Recently a community lead alternative development plan had been put forward, but perhaps it was put together too late, it certainly seems to have been entirely ignored in last night's council meeting which gave the go ahead for the latest official planning proposal for excessive new build housing on the green areas of the site. The council claims that 80% of the land will be left as green space, accessible to the public. The problem with statements like that is that they can turn out to be nothing but empty promises.

So the Edinburgh City Council has ignored local opinion and planning guidelines and passed a development proposal that will damage one of the city's historic sites.

The people of Edinburgh are getting so fed up with poor decisions about the architecture and green spaces of the city that they've put together a petition to express no confidence in the city planning department. You can sign the petition by clicking on the link.

As ever, red text contains hyperlinks that take you to other webpages where you can find out more. 

Wednesday, 3 September 2014

yew berries, shaggy parasols and a large slug

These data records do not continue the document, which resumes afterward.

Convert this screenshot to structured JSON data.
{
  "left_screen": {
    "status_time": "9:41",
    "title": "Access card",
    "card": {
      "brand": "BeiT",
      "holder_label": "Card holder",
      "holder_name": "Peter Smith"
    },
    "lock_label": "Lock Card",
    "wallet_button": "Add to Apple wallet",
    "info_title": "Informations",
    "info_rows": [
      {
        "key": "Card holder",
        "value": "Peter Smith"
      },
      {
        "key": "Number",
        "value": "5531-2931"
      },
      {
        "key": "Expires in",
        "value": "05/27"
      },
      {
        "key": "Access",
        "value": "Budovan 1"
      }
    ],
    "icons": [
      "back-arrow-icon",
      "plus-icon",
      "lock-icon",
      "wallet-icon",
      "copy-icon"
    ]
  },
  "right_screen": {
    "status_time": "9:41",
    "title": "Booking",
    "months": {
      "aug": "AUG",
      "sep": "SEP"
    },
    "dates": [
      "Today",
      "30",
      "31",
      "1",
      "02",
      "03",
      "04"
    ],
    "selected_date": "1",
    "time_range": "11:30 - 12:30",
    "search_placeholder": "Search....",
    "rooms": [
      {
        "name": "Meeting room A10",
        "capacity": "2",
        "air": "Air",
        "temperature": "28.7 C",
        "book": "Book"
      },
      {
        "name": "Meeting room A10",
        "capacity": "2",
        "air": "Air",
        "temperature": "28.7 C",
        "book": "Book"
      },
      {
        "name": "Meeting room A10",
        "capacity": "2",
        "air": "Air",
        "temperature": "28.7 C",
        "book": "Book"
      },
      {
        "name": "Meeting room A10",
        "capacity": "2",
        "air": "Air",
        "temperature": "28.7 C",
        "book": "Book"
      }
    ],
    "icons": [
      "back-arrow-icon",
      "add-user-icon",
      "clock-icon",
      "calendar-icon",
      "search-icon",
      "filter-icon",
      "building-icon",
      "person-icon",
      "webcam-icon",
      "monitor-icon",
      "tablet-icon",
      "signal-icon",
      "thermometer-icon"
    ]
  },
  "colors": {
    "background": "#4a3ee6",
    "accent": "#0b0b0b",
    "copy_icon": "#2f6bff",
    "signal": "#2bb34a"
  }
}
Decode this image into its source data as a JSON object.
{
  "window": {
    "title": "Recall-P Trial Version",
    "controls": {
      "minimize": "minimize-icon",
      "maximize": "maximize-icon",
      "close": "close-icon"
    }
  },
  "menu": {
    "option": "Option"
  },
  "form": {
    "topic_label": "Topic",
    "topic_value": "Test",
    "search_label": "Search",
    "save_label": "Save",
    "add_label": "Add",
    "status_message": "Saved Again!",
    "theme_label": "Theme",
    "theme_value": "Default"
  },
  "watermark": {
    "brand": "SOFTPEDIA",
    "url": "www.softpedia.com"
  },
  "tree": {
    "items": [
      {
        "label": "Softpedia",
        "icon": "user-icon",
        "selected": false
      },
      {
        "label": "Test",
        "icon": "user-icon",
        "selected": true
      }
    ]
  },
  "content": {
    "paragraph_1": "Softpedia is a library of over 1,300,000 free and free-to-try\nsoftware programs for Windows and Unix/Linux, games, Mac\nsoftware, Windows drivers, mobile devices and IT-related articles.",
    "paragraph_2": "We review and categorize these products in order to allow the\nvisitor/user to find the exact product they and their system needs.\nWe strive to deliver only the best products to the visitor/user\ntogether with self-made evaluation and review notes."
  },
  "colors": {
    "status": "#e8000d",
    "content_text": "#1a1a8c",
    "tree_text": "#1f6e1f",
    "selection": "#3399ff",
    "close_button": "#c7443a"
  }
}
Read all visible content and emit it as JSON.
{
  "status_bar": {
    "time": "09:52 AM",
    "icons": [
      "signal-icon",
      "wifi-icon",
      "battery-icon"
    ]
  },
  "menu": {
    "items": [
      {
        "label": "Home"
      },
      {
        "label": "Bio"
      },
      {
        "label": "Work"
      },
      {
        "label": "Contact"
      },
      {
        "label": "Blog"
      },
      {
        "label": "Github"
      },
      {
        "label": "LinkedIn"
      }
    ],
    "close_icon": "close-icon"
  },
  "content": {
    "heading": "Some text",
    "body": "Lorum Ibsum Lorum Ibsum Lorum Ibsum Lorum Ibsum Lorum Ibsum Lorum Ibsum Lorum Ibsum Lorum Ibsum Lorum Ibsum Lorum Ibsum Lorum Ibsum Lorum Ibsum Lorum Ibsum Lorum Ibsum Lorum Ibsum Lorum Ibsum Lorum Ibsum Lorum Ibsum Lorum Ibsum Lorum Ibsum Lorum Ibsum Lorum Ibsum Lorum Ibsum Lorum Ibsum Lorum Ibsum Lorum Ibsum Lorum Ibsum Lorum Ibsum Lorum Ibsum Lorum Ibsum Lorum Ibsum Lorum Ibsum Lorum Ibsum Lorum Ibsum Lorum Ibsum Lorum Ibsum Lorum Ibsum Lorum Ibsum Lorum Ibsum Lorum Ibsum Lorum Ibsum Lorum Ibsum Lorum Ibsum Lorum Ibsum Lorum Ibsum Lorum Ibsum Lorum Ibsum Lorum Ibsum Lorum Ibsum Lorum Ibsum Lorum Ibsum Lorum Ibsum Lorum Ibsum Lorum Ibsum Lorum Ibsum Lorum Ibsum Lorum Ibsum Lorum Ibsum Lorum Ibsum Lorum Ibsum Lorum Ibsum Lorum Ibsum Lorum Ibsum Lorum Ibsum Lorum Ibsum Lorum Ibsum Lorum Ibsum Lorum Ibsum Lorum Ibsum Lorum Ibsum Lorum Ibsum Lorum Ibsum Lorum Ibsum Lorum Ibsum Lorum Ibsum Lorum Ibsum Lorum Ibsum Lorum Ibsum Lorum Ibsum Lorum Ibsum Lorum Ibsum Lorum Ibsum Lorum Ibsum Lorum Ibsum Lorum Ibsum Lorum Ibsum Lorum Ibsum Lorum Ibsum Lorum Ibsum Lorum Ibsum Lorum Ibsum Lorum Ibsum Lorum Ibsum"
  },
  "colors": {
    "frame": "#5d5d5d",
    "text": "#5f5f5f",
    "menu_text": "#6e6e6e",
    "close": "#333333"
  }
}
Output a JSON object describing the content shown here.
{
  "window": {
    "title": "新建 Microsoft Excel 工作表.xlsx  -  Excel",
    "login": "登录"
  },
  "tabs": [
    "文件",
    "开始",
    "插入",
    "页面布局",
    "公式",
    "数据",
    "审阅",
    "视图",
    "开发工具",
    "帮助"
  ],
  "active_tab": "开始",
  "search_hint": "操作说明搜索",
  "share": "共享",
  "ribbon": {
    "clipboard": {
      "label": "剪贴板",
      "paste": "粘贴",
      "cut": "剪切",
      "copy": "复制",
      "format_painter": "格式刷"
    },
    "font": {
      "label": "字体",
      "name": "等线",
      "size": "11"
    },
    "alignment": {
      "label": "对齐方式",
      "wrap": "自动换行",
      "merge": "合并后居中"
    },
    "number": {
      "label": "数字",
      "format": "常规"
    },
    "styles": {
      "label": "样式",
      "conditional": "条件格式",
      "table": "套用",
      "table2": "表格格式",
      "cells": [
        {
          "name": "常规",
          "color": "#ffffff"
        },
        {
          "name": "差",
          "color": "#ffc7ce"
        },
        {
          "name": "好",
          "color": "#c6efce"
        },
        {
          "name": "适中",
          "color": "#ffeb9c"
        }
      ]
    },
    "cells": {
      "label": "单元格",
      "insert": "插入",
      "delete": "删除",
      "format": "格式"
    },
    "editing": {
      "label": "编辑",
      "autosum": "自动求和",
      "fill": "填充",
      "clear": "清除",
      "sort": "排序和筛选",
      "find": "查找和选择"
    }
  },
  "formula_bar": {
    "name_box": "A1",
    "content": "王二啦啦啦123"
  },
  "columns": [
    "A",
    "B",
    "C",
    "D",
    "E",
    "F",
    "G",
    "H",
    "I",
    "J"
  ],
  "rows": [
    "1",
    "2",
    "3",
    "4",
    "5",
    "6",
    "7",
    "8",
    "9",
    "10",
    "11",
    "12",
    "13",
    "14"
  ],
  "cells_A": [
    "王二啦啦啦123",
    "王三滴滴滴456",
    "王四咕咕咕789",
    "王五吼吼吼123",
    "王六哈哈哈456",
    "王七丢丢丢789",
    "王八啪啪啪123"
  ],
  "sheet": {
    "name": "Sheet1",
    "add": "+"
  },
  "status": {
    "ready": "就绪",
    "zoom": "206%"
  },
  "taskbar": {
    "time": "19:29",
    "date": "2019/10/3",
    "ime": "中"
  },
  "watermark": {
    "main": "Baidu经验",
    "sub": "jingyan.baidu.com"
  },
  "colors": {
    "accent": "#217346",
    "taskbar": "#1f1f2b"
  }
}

I took these photos on Monday in Colinton Dell, by the Water of Leith. You can see my photos of the river taken that day here.

Yew berries are looking lovely at the moment, but they're poisonous so don't touch!

There are some very large shaggy parasol toadstools in the hidden meadow near Redhall Gardens

and nearby this large slug, which despite its colour is in fact a black slug (sometimes referred to as the large red slug and black slug to indivate its colour variations! Scientific name Arion ater)

I like the silhouettes of the umbellifers against the cloudy sky